_What you are asked to do_
The expected output is each line in the data below that includes the string "label".

_Data excerpts_
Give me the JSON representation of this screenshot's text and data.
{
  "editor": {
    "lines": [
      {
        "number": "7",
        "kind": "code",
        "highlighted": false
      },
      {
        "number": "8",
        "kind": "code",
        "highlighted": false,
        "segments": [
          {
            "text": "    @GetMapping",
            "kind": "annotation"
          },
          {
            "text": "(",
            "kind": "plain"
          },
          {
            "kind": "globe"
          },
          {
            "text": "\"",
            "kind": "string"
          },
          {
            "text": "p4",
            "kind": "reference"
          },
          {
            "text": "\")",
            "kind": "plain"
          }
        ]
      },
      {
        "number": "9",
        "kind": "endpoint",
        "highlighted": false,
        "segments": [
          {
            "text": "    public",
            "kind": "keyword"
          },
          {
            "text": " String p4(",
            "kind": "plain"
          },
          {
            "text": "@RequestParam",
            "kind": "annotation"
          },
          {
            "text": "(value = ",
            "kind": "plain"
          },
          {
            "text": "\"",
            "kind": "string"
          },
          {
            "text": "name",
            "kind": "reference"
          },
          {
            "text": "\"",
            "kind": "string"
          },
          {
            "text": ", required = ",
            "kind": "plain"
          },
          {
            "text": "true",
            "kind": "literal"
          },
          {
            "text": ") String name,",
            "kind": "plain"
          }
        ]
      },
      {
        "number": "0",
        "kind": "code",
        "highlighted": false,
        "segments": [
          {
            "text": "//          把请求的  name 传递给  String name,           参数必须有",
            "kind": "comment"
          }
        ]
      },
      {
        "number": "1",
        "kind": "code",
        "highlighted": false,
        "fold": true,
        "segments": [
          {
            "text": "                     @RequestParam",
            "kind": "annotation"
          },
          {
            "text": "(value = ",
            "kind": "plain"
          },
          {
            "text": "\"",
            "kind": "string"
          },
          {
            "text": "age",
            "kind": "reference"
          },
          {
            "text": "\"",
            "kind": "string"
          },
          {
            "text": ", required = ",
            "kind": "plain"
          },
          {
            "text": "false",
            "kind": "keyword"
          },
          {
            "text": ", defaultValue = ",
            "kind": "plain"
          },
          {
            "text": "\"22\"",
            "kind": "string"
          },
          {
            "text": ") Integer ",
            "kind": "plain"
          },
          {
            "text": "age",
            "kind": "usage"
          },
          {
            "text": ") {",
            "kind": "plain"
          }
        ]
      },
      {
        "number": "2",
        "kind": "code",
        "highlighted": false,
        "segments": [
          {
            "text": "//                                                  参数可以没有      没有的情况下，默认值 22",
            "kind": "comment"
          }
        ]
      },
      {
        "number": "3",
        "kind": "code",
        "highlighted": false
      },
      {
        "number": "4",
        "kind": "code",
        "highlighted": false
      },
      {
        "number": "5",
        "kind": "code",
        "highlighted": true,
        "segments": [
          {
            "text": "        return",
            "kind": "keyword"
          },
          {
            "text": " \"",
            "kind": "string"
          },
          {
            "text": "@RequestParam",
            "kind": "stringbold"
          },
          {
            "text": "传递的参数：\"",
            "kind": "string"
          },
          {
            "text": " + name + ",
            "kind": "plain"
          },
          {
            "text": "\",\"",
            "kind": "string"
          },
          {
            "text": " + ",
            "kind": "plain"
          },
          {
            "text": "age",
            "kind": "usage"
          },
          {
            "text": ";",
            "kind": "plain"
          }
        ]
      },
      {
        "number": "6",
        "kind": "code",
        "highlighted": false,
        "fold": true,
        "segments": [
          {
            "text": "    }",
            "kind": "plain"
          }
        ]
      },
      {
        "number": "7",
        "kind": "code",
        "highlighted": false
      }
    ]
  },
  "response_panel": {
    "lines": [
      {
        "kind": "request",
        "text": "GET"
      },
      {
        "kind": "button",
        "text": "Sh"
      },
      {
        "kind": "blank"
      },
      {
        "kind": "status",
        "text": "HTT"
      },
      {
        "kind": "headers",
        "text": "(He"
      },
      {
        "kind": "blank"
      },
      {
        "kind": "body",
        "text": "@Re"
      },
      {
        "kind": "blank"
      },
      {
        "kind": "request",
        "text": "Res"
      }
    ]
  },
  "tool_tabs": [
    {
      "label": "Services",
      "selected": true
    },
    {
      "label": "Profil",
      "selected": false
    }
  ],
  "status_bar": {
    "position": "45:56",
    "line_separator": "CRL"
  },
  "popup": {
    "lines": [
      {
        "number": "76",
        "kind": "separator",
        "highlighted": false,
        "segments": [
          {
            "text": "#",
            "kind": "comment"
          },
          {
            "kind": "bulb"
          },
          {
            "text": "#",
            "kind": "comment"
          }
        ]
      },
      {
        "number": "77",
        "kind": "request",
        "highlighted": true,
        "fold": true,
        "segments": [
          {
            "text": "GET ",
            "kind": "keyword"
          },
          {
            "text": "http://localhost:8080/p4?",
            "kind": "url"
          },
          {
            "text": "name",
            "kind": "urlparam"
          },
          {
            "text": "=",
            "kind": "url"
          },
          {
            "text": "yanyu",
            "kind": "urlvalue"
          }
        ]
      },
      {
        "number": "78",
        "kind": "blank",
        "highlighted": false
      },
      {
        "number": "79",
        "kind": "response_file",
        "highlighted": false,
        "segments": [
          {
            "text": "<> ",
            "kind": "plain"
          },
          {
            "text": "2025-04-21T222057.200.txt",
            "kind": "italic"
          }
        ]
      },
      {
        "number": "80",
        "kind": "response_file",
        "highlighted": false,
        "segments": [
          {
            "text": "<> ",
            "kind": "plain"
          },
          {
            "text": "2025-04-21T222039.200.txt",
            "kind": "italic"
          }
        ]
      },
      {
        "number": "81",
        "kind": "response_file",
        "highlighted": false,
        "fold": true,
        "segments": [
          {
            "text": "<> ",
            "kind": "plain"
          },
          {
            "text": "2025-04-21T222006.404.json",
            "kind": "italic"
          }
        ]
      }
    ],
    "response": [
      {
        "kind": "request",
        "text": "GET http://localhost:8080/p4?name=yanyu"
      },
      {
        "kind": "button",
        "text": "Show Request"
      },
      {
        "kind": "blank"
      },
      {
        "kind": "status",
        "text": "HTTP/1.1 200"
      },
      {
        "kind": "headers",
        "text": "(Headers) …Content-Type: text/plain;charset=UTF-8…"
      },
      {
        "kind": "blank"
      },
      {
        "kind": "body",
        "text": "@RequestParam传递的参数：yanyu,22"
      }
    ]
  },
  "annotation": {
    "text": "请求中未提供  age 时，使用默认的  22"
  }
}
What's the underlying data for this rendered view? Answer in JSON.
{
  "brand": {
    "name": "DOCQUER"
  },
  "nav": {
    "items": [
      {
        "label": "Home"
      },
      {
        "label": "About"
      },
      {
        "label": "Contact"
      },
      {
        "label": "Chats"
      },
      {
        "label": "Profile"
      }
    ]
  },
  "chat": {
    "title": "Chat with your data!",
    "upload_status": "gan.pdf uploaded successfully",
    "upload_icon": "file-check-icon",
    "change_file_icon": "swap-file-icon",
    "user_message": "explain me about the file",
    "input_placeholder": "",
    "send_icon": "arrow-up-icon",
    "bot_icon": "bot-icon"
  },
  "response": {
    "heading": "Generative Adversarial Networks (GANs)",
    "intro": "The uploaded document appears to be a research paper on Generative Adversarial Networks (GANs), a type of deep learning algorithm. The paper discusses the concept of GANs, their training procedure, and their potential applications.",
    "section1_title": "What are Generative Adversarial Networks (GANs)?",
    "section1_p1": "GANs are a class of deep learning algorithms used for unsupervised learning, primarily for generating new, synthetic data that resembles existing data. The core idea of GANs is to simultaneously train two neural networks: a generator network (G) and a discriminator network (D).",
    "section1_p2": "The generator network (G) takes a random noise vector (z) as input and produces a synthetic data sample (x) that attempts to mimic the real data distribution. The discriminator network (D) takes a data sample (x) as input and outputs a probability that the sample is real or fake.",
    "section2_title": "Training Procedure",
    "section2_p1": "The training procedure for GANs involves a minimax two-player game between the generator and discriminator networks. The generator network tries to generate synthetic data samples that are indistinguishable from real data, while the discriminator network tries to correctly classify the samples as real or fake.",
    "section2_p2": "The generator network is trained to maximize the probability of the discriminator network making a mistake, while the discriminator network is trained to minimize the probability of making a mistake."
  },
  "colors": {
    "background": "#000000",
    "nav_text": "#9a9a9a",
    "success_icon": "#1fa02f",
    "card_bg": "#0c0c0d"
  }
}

_Answer to this task_
      "label": "Services",
      "label": "Profil",
        "label": "Home"
        "label": "About"
        "label": "Contact"
        "label": "Chats"
        "label": "Profile"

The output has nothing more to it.